However, if you find yourself staring at your workout gear with no desire to put it on--don't. Instead, take a day of active recovery such as going for a walk, a leisurely swim or other low-intensity activity. 

  • During: Are you "getting lost" in the workout with no mind towards its beginning or end, or are you merely going through the motions and counting the moments until you're done?

If the answer is "Getting so lost in it that a search party may be necessary at some point," then fantastic--you have the energy levels to hit that fat-burn zone and keep it there--enjoy!

However, if your answer is that you're so going through the motions that you're worried about becoming sea-sick, you need to skip things for another day when you have the energy, focus and motivation to get full benefit from your workout. 

  • After: Are you wrapping it up feeling refreshed and invigorated, or are you fatigued, achy and ready for a nap when you're done?

Feeling refreshed and invigorated is what it's all about, so we'll invite Captain Obvious to the podium once more to tell you, "That's how you need to feel after a great workout--enjoy the endorphins and recovery meal, although be sure to skip sugary processed foods in favor of natural whole foods which are high in protein and good fats!"

However, feeling painful, beaten, and in need of a long nap after a workout is not only a sure sign you need an extra day off, you are also at higher risk for injury when you work out in this state. In fact, if you keep it up, you may just find yourself taking time off to recover from injury whether you like it or not!

Cross Training with ZOID Fitness


Another great way to avoid over training is by mixing up your workouts with cross training.

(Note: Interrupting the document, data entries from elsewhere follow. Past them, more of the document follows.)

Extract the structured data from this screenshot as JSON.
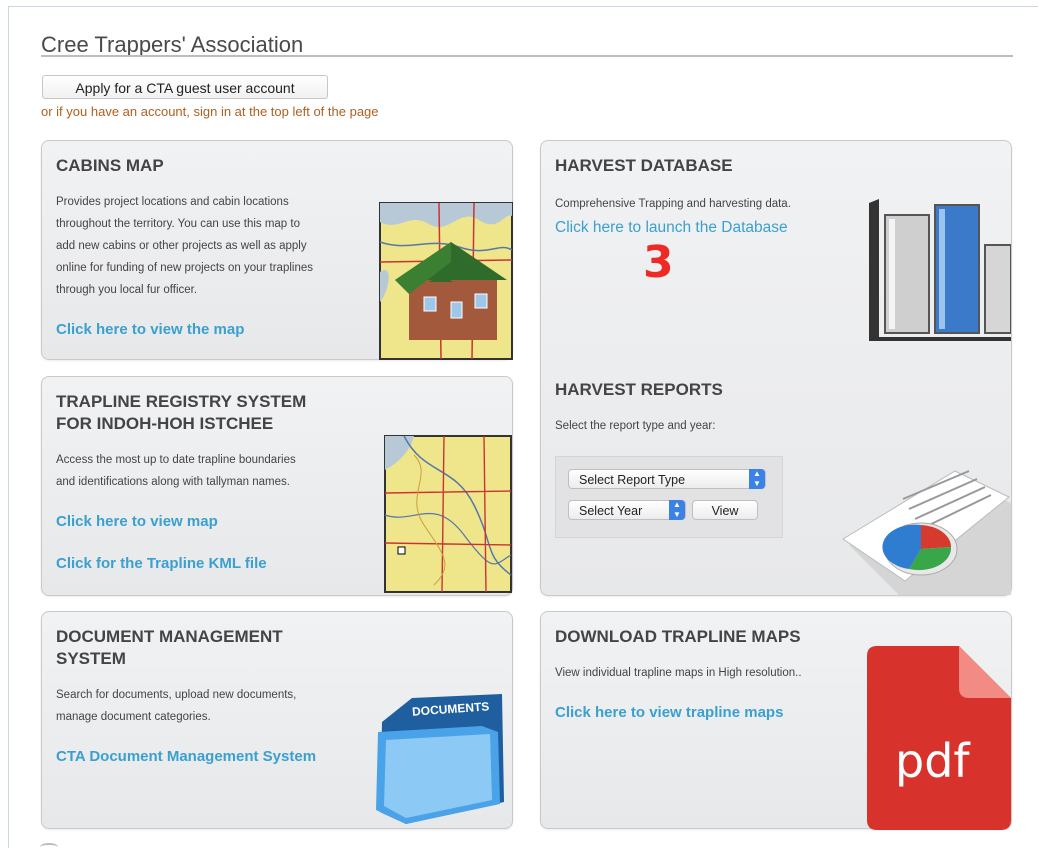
{
  "header": {
    "title": "Cree Trappers' Association",
    "guest_button": "Apply for a CTA guest user account",
    "signin_note": "or if you have an account, sign in at the top left of the page"
  },
  "cabins": {
    "heading": "CABINS MAP",
    "desc": [
      "Provides project locations and cabin locations",
      "throughout the territory. You can use this map to",
      "add new cabins or other projects as well as apply",
      "online for funding of new projects on your traplines",
      "through you local fur officer."
    ],
    "link": "Click here to view the map"
  },
  "trapline": {
    "heading": [
      "TRAPLINE REGISTRY SYSTEM",
      "FOR INDOH-HOH ISTCHEE"
    ],
    "desc": [
      "Access the most up to date trapline boundaries",
      "and identifications along with tallyman names."
    ],
    "link_map": "Click here to view map",
    "link_kml": "Click for the Trapline KML file"
  },
  "documents": {
    "heading": [
      "DOCUMENT MANAGEMENT",
      "SYSTEM"
    ],
    "desc": [
      "Search for documents, upload new documents,",
      "manage document categories."
    ],
    "link": "CTA Document Management System",
    "folder_label": "DOCUMENTS"
  },
  "harvest_db": {
    "heading": "HARVEST DATABASE",
    "desc": "Comprehensive Trapping and harvesting data.",
    "link": "Click here to launch the Database",
    "marker": "3"
  },
  "harvest_reports": {
    "heading": "HARVEST REPORTS",
    "desc": "Select the report type and year:",
    "report_type": "Select Report Type",
    "year": "Select Year",
    "view_button": "View"
  },
  "download": {
    "heading": "DOWNLOAD TRAPLINE MAPS",
    "desc": "View individual trapline maps in High resolution..",
    "link": "Click here to view trapline maps",
    "pdf_label": "pdf"
  },
  "colors": {
    "link": "#3aa0cf",
    "note": "#b06020",
    "marker": "#ee2a24",
    "pdf": "#d8322c"
  }
}
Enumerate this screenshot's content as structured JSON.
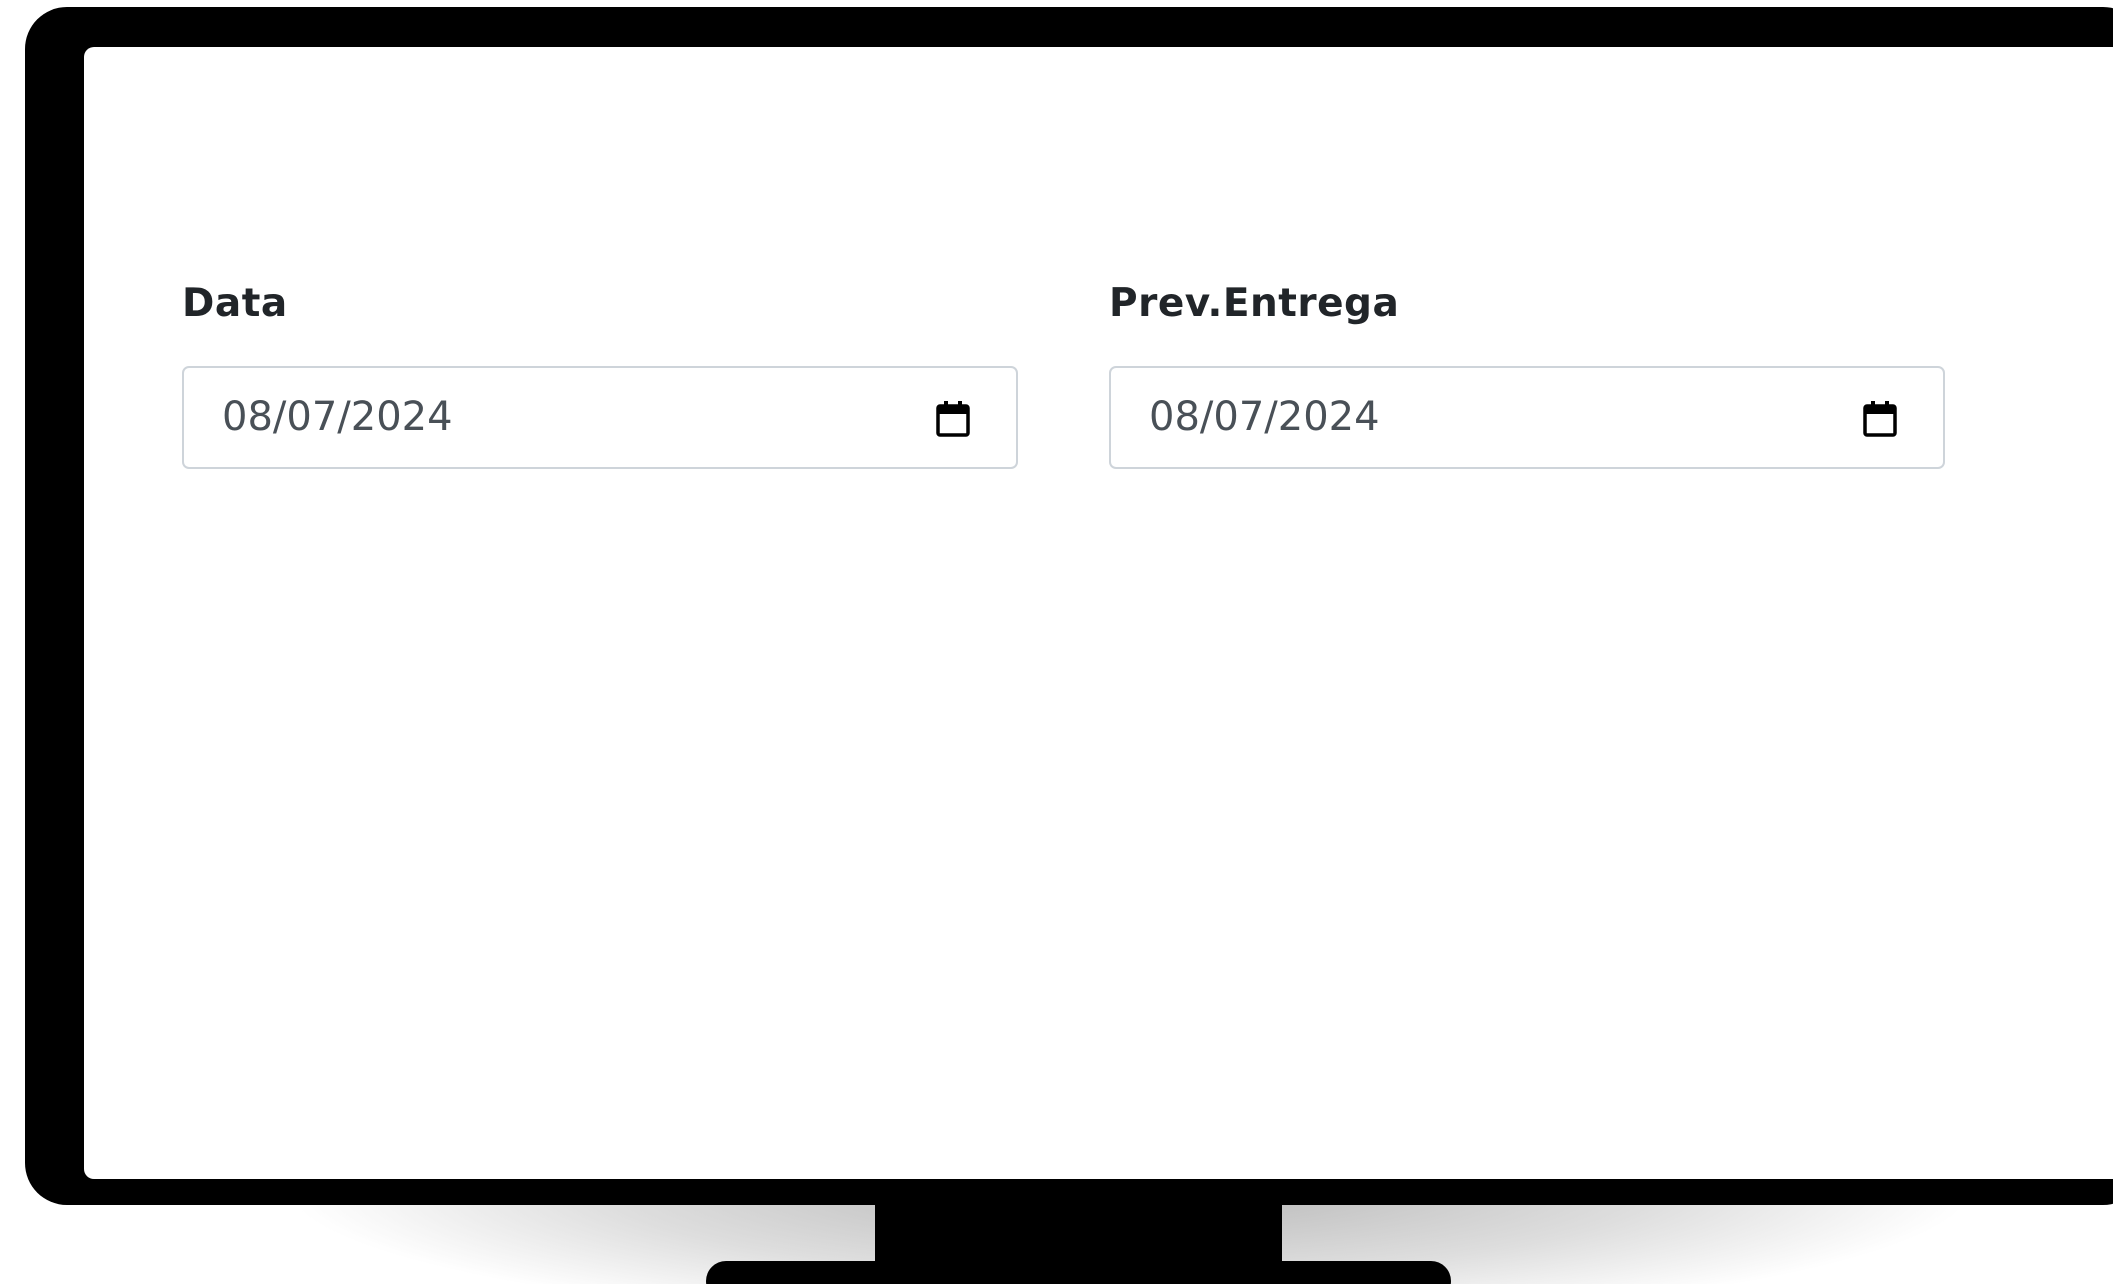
{
  "form": {
    "fields": [
      {
        "label": "Data",
        "value": "08/07/2024",
        "icon": "calendar-icon"
      },
      {
        "label": "Prev.Entrega",
        "value": "08/07/2024",
        "icon": "calendar-icon"
      }
    ]
  },
  "colors": {
    "label_text": "#212529",
    "input_text": "#495057",
    "input_border": "#ced4da",
    "frame": "#000000",
    "screen_bg": "#ffffff"
  }
}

Not only can this disperse work to various muscle groups so that one group isn't being chronically overworked, it can also help keep things fresh and fun rather than allowing workouts to go stagnant. 

Plus, different types of exercise have different benefits beyond mere fat burn.

For instance, agility training is a great way to not only improve your balance, coordination, finesse and even mental abilities, it also helps keep supportive muscles and tendons in joints strong to guard against injury. 

And, agility work can be part of the ultimate high-intensity interval training (HIIT) workout, which is a flat-out great way to burn fat.    

But what is the best way for you to add agility drills into your workouts?  

ZOID has the answer. 

ZOID's unique agility tool is a highly versatile, all-in-one agility training system which can be set up in nearly limitless patterns, is easily transportable and can be used almost anywhere. It is made from 100% recycled materials, and while it is meant for use as a sports training device, you don't have to play a sport to reap its benefits. 

With ZOID's agility training along with listening to your body to know when it is time to add more rest, you can safely hit your weight and fitness goals for a fabulously healthy you!